I’m guessing that many of you who plan on attending the conference are in the query stage of your writing career. More and more agents are converting to email only queries and submissions. It’s very important that you consider the professionalism aspects of this process.
1. Create a professional email address. Most agents that receive your queries have never met you. Your email is their first introduction to you. If your email address is “smutwriter at sexy.com” or “thenextfaulkner at literarygiants.com”, you might not be taken seriously. Keep it simple and real. Something like joesmith at yahoo.com.
2. Make sure you read all submission guidelines carefully. Some agents want your synopsis as an attachment, some want it pasted into the body of the email. Some don’t want one at all. If you don’t follow the rules, there’s a high likelihood your email will just get deleted. Don’t take that chance. Attachments can be tricky, for lots reasons like viruses. If there are no specific instructions, it’s better to paste the requested material into the body of your email.

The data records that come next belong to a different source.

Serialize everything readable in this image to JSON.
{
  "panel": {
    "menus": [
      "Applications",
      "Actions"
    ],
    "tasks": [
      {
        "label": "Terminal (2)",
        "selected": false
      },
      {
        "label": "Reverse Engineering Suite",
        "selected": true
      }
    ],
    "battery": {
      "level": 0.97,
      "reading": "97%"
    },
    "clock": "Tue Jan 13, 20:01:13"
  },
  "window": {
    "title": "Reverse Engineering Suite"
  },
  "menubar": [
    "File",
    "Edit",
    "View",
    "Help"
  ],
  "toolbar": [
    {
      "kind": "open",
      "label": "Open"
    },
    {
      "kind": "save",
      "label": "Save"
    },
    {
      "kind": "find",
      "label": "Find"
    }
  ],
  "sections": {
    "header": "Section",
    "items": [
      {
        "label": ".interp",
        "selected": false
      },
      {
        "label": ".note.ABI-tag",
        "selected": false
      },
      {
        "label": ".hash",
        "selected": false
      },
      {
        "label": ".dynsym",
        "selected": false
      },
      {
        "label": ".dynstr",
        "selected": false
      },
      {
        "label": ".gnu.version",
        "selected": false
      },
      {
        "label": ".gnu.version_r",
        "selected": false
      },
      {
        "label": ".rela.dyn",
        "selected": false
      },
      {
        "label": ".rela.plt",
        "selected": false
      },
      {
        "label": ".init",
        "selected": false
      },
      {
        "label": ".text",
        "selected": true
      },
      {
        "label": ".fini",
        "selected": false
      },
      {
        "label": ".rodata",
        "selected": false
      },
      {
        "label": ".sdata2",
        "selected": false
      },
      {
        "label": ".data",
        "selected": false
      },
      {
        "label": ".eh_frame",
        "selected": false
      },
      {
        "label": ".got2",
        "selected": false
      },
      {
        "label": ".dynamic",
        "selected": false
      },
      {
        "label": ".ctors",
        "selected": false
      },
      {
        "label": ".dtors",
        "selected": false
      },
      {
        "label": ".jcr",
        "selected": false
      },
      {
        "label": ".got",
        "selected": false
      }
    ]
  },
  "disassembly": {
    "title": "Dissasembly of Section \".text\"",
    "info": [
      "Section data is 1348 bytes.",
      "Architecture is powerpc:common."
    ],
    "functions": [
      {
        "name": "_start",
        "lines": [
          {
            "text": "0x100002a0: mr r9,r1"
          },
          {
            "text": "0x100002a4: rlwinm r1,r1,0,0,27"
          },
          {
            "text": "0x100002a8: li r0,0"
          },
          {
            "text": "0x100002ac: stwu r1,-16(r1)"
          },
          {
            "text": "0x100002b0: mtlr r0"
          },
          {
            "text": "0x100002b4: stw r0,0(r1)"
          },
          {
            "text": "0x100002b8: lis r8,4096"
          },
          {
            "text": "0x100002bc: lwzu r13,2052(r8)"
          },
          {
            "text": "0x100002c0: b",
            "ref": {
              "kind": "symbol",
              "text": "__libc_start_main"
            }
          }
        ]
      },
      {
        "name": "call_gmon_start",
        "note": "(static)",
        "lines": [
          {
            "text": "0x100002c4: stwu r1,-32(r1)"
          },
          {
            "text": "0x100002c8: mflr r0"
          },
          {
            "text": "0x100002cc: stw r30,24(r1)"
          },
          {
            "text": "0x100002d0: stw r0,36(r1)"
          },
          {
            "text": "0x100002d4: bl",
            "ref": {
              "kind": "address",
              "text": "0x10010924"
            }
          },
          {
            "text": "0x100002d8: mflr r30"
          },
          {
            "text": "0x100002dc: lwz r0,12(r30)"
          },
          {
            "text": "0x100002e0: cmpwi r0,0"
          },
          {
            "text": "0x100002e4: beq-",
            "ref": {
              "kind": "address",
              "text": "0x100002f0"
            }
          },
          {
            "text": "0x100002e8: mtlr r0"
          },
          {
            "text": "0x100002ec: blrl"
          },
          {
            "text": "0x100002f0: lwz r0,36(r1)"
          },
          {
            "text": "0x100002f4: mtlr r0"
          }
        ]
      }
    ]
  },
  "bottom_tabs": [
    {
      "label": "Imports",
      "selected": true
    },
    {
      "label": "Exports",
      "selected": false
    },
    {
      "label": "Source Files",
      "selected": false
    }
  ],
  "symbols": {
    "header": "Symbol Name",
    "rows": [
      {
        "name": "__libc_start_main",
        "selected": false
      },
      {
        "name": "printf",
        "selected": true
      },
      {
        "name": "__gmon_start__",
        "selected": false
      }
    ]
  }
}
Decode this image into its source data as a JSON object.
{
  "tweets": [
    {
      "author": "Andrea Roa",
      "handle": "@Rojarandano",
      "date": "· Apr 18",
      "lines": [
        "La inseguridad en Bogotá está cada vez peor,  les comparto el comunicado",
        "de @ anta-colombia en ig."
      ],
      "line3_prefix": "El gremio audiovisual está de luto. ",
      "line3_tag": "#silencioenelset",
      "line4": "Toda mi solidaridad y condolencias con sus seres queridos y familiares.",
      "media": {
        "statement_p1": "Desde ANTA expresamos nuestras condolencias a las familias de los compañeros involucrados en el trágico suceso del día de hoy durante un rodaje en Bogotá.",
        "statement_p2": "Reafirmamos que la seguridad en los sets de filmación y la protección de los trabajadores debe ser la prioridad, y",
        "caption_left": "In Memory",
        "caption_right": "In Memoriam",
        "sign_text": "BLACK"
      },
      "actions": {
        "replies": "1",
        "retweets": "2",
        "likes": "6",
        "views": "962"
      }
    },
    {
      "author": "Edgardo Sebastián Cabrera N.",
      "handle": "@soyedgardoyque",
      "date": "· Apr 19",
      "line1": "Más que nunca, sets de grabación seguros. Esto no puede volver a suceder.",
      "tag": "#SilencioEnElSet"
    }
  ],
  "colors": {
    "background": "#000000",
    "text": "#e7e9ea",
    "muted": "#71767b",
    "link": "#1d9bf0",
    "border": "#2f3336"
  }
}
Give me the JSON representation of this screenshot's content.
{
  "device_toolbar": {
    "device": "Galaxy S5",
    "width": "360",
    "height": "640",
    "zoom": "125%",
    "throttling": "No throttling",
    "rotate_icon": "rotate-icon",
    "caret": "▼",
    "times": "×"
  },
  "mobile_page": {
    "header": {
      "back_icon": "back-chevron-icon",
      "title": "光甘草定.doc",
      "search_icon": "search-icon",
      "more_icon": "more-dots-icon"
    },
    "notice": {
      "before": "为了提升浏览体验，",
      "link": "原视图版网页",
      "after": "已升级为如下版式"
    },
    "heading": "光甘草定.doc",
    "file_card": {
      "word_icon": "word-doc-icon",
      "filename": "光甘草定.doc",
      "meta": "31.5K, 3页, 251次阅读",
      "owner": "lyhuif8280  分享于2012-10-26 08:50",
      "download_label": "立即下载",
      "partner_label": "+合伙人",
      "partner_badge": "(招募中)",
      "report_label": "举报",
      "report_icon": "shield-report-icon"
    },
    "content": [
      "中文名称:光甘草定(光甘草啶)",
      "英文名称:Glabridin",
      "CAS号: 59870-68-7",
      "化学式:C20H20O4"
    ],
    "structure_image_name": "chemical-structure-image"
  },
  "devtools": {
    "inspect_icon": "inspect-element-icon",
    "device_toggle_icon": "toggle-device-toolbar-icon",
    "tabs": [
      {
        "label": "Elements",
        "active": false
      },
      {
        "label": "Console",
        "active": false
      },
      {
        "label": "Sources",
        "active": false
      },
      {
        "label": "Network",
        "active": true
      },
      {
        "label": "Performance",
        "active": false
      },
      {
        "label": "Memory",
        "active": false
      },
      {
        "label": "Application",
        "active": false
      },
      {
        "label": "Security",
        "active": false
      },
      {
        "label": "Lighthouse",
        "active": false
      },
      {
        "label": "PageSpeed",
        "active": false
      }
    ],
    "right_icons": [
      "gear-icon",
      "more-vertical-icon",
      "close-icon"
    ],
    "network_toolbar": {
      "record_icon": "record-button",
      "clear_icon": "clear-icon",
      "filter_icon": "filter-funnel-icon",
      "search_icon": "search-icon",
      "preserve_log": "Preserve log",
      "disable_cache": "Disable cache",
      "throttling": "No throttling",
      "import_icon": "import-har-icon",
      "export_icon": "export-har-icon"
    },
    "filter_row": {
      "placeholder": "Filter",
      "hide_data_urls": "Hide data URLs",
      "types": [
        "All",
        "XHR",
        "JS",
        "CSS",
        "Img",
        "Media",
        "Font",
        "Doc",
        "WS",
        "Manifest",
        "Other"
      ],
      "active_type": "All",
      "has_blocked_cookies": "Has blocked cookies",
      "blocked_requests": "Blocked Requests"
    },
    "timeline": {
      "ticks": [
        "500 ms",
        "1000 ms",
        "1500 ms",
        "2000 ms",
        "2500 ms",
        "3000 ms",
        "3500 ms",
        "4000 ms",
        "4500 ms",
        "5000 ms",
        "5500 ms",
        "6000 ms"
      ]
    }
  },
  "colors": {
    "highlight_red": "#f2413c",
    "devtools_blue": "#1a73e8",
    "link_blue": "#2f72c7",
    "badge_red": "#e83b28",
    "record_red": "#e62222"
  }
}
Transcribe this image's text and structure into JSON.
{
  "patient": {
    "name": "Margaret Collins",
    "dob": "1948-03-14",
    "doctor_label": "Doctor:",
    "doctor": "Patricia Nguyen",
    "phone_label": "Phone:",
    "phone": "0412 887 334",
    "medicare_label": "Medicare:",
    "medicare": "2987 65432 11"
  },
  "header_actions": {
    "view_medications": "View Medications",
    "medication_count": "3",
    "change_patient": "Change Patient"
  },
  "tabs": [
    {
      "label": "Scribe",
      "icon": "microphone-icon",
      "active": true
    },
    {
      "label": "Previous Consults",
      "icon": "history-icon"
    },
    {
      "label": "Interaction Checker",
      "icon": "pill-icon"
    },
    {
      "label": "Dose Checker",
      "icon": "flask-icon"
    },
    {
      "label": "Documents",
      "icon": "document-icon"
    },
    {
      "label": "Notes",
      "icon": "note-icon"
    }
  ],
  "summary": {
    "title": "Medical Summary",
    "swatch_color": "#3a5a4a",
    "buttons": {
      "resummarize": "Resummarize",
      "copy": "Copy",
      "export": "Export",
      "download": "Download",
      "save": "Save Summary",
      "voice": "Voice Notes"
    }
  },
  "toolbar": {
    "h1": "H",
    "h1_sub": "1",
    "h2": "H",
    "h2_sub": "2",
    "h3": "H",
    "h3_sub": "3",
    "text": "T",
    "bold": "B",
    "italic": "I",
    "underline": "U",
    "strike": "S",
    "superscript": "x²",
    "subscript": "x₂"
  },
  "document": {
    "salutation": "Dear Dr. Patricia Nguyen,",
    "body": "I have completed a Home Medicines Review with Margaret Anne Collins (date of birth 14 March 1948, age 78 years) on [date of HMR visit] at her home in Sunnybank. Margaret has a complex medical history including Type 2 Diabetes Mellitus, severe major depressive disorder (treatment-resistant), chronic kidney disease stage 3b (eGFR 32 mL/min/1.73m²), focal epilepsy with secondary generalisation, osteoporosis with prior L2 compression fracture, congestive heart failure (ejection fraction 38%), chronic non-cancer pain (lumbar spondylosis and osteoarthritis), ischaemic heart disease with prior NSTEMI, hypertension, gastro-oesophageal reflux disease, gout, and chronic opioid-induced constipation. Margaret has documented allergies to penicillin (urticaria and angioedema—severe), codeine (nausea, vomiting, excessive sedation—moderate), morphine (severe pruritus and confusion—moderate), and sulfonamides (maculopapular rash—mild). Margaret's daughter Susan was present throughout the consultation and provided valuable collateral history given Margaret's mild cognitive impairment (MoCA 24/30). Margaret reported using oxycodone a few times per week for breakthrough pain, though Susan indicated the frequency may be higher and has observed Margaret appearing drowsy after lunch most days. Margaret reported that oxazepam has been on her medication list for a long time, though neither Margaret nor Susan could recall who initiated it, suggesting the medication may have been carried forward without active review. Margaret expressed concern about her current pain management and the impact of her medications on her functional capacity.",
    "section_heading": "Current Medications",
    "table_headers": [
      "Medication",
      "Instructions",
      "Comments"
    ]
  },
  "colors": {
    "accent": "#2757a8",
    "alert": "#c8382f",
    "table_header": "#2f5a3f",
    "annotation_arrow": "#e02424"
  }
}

3. Pay attention to any directions regarding your email’s subject line. Many agents have their email accounts set up to filter queries. This requires certain keywords are included. If you follow directions, yours will go into the right folder. If not, well, then it goes straight into the trash bin.
4. Make sure you also check out the rules on multiple submissions. Most agencies have databases where they record submissions. If they prefer writers don’t submit more than one manuscript at once, or to more than one agent on staff at once, DON’T EVEN CONSIDER IT. This is the kiss of death. They will realize it. You’re not being clever and you’ll likely NEVER get representation with this agency.
5. Be patient. Agents have existing clients, deadlines to meet, and conferences to attend, and book signings and then there’s the. . .Get it? Agents are really busy people and they don’t want to be pestered. Especially if you’re not one of their clients. Keep it cool. They will respond and if they don’t, well frankly, they’re not interested.
Getting it published isn’t ALL about the writing. Sure, you have to be a good (or maybe great) writer to snag a deal, but you also have to be someone that agents and editors can work with—high maintenance clients, especially ones that can’t follow simple rules, are not what they’re looking to sign.